** Activity **
What is the number of lines in this listing that include "failed"? Answer with that number only.

_ _ _ _ _

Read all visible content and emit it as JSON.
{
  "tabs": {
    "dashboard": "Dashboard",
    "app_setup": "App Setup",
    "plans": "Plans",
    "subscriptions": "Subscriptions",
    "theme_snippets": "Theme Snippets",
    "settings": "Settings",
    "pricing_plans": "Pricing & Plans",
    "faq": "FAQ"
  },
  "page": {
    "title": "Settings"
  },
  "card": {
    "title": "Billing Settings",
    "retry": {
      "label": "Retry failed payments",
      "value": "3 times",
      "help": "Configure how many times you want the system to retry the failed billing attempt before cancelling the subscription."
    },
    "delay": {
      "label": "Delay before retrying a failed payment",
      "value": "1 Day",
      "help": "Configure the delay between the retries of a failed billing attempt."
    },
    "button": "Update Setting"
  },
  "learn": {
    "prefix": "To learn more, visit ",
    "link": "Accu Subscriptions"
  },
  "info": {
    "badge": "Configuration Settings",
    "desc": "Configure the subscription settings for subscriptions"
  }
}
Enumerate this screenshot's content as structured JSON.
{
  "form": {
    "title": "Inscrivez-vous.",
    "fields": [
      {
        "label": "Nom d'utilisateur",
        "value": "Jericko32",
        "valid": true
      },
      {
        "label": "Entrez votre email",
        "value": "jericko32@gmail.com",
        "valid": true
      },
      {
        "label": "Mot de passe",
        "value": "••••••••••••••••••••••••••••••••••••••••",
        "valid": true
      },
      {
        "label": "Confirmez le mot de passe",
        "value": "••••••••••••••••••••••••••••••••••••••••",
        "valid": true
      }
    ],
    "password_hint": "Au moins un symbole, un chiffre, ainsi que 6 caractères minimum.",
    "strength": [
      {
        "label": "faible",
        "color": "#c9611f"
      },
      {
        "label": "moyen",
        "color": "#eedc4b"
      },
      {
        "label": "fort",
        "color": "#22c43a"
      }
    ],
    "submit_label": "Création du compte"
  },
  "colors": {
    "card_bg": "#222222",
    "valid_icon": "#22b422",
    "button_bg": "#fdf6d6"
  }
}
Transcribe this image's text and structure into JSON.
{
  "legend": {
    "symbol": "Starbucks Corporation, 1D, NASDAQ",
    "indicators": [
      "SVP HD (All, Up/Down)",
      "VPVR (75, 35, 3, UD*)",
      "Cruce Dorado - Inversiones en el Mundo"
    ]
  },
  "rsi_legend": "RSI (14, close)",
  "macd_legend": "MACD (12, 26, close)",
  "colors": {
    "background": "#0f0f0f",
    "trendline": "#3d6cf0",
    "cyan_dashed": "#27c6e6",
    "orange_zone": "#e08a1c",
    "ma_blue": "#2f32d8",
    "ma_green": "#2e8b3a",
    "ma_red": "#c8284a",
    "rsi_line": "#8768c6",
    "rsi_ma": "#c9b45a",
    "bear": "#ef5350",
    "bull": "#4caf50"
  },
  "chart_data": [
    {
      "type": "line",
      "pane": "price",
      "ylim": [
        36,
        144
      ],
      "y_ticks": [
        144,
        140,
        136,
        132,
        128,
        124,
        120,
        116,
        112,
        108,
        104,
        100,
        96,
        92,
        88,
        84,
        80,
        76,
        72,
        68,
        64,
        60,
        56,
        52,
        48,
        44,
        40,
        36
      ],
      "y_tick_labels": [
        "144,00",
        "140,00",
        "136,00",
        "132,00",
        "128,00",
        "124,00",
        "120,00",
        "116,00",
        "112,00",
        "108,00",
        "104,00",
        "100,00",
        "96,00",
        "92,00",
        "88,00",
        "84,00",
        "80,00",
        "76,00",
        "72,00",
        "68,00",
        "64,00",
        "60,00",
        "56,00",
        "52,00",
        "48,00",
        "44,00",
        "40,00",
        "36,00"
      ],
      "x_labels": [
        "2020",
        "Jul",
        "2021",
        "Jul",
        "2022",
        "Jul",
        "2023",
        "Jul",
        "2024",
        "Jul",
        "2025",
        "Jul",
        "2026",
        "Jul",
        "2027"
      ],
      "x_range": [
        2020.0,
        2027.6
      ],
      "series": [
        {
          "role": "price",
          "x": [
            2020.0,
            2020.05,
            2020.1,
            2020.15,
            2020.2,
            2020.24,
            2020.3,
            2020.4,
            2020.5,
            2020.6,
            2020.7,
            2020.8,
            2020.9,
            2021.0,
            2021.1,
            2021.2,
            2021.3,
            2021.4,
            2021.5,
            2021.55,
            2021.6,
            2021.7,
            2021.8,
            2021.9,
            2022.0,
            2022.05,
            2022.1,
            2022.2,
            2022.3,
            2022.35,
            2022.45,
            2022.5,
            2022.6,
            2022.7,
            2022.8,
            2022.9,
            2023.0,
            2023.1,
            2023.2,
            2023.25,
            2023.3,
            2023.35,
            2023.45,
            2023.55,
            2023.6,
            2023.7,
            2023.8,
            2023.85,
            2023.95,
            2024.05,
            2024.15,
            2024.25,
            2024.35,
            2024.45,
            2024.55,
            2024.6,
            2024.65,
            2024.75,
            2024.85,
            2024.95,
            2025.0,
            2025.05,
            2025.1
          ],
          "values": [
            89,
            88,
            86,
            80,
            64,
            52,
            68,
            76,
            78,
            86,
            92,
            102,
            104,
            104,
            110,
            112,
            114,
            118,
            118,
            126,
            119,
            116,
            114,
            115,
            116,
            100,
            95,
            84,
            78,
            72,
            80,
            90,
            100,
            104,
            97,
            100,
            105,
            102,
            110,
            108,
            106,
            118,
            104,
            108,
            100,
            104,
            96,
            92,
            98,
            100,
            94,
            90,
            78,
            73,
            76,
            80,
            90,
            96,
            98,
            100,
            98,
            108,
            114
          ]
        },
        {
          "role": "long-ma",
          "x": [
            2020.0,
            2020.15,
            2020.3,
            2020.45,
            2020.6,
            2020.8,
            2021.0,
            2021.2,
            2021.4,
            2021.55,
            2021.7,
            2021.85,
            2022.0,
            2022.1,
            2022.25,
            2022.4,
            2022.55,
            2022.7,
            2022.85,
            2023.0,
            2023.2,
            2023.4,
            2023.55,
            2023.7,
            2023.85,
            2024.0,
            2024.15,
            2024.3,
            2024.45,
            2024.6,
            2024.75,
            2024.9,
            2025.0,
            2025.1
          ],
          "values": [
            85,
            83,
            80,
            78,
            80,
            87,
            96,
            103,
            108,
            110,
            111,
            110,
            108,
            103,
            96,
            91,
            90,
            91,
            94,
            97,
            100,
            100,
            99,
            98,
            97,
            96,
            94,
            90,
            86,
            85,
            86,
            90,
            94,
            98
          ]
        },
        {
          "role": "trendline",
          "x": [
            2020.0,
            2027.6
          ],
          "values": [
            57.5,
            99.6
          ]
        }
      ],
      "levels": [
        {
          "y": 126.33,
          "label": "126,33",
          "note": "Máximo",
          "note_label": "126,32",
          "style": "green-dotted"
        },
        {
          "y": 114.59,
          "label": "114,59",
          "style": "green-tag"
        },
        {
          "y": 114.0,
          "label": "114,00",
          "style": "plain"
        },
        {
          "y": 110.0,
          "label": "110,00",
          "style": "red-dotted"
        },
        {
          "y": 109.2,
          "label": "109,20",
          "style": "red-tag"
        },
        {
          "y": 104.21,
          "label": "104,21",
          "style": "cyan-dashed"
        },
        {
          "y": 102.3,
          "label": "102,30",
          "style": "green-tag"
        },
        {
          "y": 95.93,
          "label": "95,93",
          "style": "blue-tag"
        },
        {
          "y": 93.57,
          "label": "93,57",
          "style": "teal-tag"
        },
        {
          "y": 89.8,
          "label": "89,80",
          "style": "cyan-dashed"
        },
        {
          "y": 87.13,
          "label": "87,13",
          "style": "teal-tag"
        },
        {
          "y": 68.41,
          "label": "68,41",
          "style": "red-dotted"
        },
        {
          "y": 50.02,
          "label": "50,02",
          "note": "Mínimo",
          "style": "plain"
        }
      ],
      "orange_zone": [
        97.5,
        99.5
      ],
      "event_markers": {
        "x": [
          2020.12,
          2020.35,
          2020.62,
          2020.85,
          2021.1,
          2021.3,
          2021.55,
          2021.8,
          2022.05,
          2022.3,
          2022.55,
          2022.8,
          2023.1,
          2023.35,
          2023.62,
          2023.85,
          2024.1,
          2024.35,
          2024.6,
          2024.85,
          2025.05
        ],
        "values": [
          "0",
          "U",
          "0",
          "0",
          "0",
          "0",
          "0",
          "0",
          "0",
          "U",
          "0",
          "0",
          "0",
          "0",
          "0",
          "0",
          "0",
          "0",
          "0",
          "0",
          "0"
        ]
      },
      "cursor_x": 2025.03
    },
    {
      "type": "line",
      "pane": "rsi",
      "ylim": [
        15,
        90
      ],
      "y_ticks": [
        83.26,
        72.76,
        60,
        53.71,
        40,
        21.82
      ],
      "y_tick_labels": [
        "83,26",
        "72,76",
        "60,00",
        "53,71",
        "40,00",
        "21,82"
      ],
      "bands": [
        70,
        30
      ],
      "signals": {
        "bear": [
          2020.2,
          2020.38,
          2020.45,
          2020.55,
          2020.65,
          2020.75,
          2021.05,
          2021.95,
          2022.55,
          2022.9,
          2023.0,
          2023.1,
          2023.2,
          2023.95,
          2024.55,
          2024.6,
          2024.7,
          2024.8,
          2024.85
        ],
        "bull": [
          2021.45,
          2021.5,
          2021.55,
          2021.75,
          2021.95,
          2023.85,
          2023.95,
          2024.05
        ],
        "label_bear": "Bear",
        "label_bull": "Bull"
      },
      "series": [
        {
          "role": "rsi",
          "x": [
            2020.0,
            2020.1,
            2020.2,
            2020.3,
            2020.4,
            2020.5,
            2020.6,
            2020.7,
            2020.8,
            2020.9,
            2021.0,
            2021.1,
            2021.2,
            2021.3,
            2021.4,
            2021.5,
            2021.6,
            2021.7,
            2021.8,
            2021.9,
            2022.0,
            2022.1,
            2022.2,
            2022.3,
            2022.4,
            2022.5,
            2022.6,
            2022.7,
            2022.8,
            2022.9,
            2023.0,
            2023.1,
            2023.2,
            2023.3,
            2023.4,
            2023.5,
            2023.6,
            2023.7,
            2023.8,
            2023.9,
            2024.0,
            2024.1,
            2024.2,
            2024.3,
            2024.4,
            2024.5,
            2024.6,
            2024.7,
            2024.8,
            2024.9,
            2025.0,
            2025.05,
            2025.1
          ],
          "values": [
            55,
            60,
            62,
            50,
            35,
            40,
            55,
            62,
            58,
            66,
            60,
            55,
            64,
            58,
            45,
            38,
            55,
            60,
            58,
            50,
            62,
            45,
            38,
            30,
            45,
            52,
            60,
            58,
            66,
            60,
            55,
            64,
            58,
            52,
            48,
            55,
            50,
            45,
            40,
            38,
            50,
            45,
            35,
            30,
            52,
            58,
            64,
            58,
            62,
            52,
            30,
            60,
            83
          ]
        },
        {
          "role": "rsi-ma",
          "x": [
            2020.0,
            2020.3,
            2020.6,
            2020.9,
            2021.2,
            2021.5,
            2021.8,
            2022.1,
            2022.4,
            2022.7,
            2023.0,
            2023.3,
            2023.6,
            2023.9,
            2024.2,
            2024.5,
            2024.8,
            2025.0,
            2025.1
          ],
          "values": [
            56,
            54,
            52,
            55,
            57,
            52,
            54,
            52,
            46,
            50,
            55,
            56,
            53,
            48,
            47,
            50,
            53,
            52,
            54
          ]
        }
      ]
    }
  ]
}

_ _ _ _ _

** Finished exercise **
4